Aerial photographs are another important source of information. All together about 30 pictures taken between 1911 and 1998 were found in various European archives. An aerial photograph of 1985 was particularly valuable because numerous archaeological structures could be recognized on it in great detail. After these images were transformed into digital orthophotos, they were combined with the results of the geophysical surveys in a geo-information system (ArcView) on the basis of the Italian surveying system and evaluated archaeologically. The combination of these sources of information allows the original plan to be reconstructed to a density of 40-80% according to the zone investigated. Furthermore, a digital model of the terrain was developed on the basis of the aerial photos, which together with the results described above can reveal potential preserved elevations of wallsn - or in the case of the newly confirmed river port basin - notable depressions in the terrain.

Although the systematic application of these non-destructive methods of investigation allow an great increase in our knowledge of the plan of Ostia, the data obtained lack any temporal dimension. Therefore, stratigraphic sondages were undertaken in a second phase of the project starting in 1998 in order to date single structures or to clarify long-term sequences of use (e.g. of streets) by means of the analysis of pottery and other finds. Because of the survey results available the sondages could be placed with extreme precision and carried out with the smallest possible surface area. Thus, the unavoidable destruction caused by archaeological operations could be kept to minimum. Since the sondages are backfilled, there is no obligation for long-term restoration. The sondages' relatively small surface areas keep the quantities of finds, which can easily become enormous at Ostia, within manageable proportions, while providing sufficiently large scale samples for reliable analyses. A new programmed inter-relational data-base allows a quicker documentation and a better access to all types of data (excavation data, photos, drawings, small-finds, ceramics etc.).

So far 37 sondages have been carried out in various parts of the Regions III, IV and V. The main points investigated were the newly discovered Constantinian basilica, the late republican city wall with two previously unknown gates, two large domus and a large villa suburbana in the outskirts of the city, various horrea and other utilitarian buildings of a commercial nature, numerous streets, a large river port basin with navalia and a temple within the mouth of the Tiber.

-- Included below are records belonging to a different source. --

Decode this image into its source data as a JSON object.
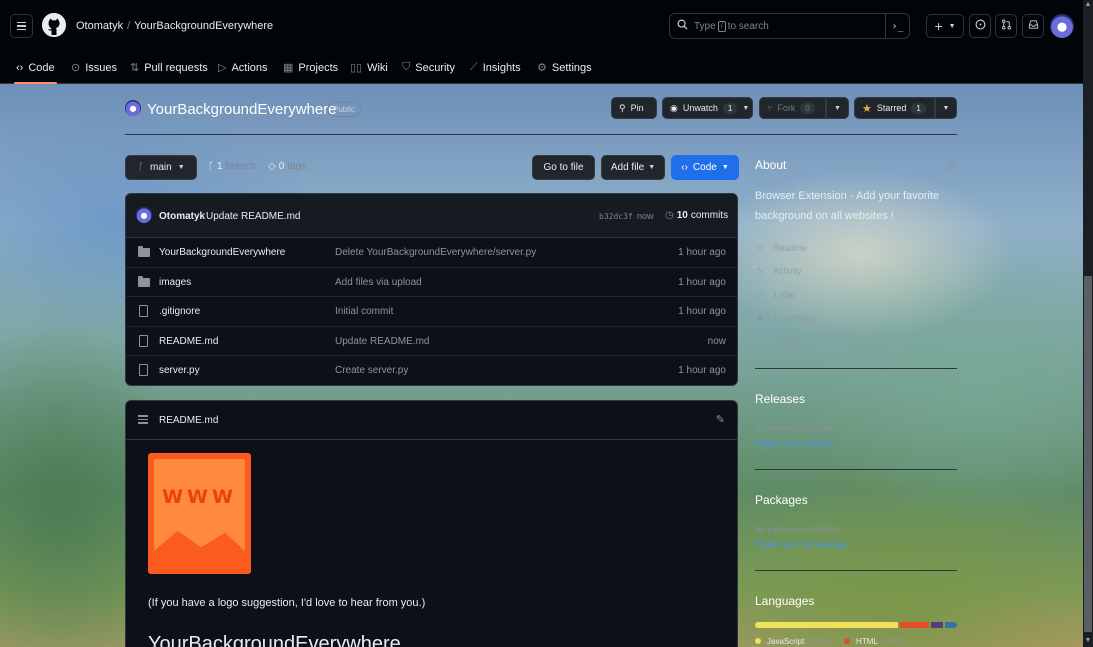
{
  "header": {
    "owner": "Otomatyk",
    "separator": "/",
    "repo": "YourBackgroundEverywhere",
    "search_prefix": "Type",
    "search_key": "/",
    "search_suffix": "to search",
    "cmd_symbol": "›_",
    "plus_symbol": "+"
  },
  "nav": {
    "tabs": [
      {
        "label": "Code",
        "icon": "code-icon"
      },
      {
        "label": "Issues",
        "icon": "issue-icon"
      },
      {
        "label": "Pull requests",
        "icon": "pull-request-icon"
      },
      {
        "label": "Actions",
        "icon": "play-icon"
      },
      {
        "label": "Projects",
        "icon": "table-icon"
      },
      {
        "label": "Wiki",
        "icon": "book-icon"
      },
      {
        "label": "Security",
        "icon": "shield-icon"
      },
      {
        "label": "Insights",
        "icon": "graph-icon"
      },
      {
        "label": "Settings",
        "icon": "gear-icon"
      }
    ],
    "active_tab": "Code",
    "accent_color": "#fd8c73"
  },
  "repo": {
    "title": "YourBackgroundEverywhere",
    "visibility": "Public",
    "pin_label": "Pin",
    "unwatch_label": "Unwatch",
    "unwatch_count": "1",
    "fork_label": "Fork",
    "fork_count": "0",
    "star_label": "Starred",
    "star_count": "1"
  },
  "branch": {
    "name": "main",
    "branch_count": "1",
    "branch_word": "branch",
    "tag_count": "0",
    "tag_word": "tags",
    "go_to_file": "Go to file",
    "add_file": "Add file",
    "code_label": "Code",
    "code_color": "#1f6feb"
  },
  "commit": {
    "author": "Otomatyk",
    "message": "Update README.md",
    "sha": "b32dc3f",
    "time": "now",
    "count": "10",
    "count_word": "commits"
  },
  "files": [
    {
      "name": "YourBackgroundEverywhere",
      "type": "folder",
      "message": "Delete YourBackgroundEverywhere/server.py",
      "time": "1 hour ago"
    },
    {
      "name": "images",
      "type": "folder",
      "message": "Add files via upload",
      "time": "1 hour ago"
    },
    {
      "name": ".gitignore",
      "type": "file",
      "message": "Initial commit",
      "time": "1 hour ago"
    },
    {
      "name": "README.md",
      "type": "file",
      "message": "Update README.md",
      "time": "now"
    },
    {
      "name": "server.py",
      "type": "file",
      "message": "Create server.py",
      "time": "1 hour ago"
    }
  ],
  "readme": {
    "title": "README.md",
    "logo_text": "WWW",
    "paragraph": "(If you have a logo suggestion, I'd love to hear from you.)",
    "heading": "YourBackgroundEverywhere"
  },
  "about": {
    "heading": "About",
    "description": "Browser Extension - Add your favorite background on all websites !",
    "links": [
      {
        "label": "Readme",
        "icon": "book-icon"
      },
      {
        "label": "Activity",
        "icon": "pulse-icon"
      },
      {
        "label": "1 star",
        "icon": "star-icon"
      },
      {
        "label": "1 watching",
        "icon": "eye-icon"
      },
      {
        "label": "0 forks",
        "icon": "fork-icon"
      }
    ]
  },
  "releases": {
    "heading": "Releases",
    "empty": "No releases published",
    "action": "Create a new release"
  },
  "packages": {
    "heading": "Packages",
    "empty": "No packages published",
    "action": "Publish your first package"
  },
  "languages": {
    "heading": "Languages",
    "items": [
      {
        "name": "JavaScript",
        "percent": "72.9%",
        "value": 72.9,
        "color": "#f1e05a"
      },
      {
        "name": "HTML",
        "percent": "14.6%",
        "value": 14.6,
        "color": "#e34c26"
      },
      {
        "name": "",
        "percent": "",
        "value": 6.5,
        "color": "#563d7c"
      },
      {
        "name": "",
        "percent": "",
        "value": 6.0,
        "color": "#3572a5"
      }
    ]
  }
}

To summarize in a preliminary way, the application of geophysical survey methods over large areas, which has become possible in recent years, has proved to be an ideal complement to traditional aerial photography and opens completely new perspectives for general urbanistic research. With the rapid progress of technology even better results should be possible in the future, with remote sensing from satellites being potentially of particular importance. However, the results of these non-invasive methods are especially effective in answering urbanistic and historical questions when they are coordinated with stratigraphic investigations designed to clarify the temporal dimension. This combined methodological procedure offers an appropriate instrument urbanistic research to gather a great mass of new information with relatively short projects and limited means.